On top of the aforementioned bigger reliever names, there’s still a litany of solid free agent ‘pen arms available including Collin McHugh, Andrew Chafin, Brad Boxberger, Tony Watson, Adam Ottavino and others.
Rather than spending large on one arm, adding both Andrew Chafin/Tony Watson and Collin McHugh/Ryan Tepera could dramatically improve a talented bullpen that is in need of some vets.
Anything shy of a postseason appearance in 2022 would be a disappointment for a Cardinals team that won 90 games last year against all odds. That said, there is still plenty to be answered on the other side of the lockout for St. Louis.
Can they really count on a 40-year-old starter and a pair of arms in Flaherty and Matz, who have each battled injury over the last couple years, to hold down the main three spots of the rotation?
Even with those three healthy and contributing, are Dakota Hudson, Miles Mikolas, Matthew Liberatore and Jake Woodford viable options to battle it out for the other two spots in the rotation?
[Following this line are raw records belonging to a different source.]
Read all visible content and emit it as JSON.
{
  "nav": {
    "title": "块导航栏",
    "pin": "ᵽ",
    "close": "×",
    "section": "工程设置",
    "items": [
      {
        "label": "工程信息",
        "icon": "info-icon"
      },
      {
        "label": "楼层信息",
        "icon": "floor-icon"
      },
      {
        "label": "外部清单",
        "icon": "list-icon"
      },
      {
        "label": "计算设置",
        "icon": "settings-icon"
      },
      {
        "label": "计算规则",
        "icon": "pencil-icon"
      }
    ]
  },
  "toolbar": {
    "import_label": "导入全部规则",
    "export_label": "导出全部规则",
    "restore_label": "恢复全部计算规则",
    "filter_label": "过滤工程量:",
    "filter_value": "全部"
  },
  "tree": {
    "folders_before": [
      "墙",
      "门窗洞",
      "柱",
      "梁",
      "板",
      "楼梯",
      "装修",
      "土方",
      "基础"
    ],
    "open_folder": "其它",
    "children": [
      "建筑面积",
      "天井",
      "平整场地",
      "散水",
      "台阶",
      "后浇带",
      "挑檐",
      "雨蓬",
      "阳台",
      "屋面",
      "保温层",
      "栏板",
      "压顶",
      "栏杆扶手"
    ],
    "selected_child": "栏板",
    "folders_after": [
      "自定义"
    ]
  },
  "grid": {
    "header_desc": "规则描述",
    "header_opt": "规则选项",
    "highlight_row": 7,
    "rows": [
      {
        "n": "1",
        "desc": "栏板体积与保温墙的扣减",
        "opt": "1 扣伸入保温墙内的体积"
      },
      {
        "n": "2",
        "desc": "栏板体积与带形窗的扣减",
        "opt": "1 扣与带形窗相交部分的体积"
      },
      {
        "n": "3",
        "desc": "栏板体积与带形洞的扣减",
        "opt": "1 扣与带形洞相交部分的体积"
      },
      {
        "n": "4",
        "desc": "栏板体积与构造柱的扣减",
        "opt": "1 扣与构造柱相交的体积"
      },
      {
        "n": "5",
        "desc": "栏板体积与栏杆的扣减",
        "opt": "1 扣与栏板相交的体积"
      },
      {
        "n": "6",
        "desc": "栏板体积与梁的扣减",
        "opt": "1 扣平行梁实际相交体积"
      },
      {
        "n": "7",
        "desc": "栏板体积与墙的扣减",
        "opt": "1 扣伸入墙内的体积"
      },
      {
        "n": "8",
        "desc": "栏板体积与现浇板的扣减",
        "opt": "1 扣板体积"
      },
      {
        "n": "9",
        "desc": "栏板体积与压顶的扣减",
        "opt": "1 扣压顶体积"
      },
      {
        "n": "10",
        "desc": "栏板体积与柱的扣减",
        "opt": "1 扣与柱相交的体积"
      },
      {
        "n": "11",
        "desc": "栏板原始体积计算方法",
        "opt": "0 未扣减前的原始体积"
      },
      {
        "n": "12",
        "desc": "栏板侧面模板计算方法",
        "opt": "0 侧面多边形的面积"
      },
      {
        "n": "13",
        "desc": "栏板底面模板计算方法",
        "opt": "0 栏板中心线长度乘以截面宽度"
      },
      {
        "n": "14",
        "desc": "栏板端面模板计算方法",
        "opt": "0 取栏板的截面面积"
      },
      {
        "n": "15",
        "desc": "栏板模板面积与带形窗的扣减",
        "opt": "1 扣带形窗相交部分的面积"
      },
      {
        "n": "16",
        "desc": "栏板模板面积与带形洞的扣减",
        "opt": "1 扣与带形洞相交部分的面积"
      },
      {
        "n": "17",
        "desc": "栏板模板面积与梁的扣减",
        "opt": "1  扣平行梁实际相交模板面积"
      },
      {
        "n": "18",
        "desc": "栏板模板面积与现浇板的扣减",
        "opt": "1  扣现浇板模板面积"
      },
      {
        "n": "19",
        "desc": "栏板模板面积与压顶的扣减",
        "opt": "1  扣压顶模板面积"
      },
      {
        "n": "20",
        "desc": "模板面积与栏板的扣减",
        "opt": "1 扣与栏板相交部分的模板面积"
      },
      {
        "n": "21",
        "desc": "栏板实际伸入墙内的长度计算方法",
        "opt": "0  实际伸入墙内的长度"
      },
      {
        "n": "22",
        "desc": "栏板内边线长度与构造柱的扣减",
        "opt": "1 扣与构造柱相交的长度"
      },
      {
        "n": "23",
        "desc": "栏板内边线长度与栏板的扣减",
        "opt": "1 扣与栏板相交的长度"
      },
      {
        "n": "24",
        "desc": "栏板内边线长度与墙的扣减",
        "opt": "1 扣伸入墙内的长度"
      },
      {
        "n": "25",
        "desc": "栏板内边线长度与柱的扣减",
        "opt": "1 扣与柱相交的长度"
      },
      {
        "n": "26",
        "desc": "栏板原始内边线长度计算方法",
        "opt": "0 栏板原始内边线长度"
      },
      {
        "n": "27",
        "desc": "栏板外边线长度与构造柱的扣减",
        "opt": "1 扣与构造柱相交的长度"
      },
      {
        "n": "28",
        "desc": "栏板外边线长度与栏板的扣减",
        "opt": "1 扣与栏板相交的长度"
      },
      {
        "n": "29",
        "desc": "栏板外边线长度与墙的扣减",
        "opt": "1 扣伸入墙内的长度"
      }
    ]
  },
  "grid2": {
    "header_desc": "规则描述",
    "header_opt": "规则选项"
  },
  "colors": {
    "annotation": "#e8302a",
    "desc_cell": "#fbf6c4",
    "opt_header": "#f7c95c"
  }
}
On the bullpen side, which Alex Reyes are we going to get in 2022?
Kodi Whitley was stellar over his last 15 appearances, can that be expected to roll into next season?
It’s impossible to answer all of these questions, however adding depth in the likely case that the answer is “No” to at least one of those propositions is the obvious move for a Cardinals team that has some decent tradable assets and a good deal of money cleared up.
Aside from the duo of Yadier Molina, and Paul Goldschmidt, the Cardinals position players will all be 31 years old or younger at the start of next season (hopefully), making all in urgency not necessarily essential, however for a Cardinals team that is right on the edge of being a true contender, it’s hard to justify not loading up a bit more for this coming season.
The combination of the Cardinals strong finish in 2021, an exciting core, financial flexibility and the final season of St. Louis legends Adam Wainwright and Yadier Molina’s storied careers should be enough to push the team’s front office to continue pushing forward.
I don’t know about you, but there were few games I enjoyed last year more than Adam Wainwright in a winner-take-all postseason game. Hopefully the Cardinals can get us at least one more of those.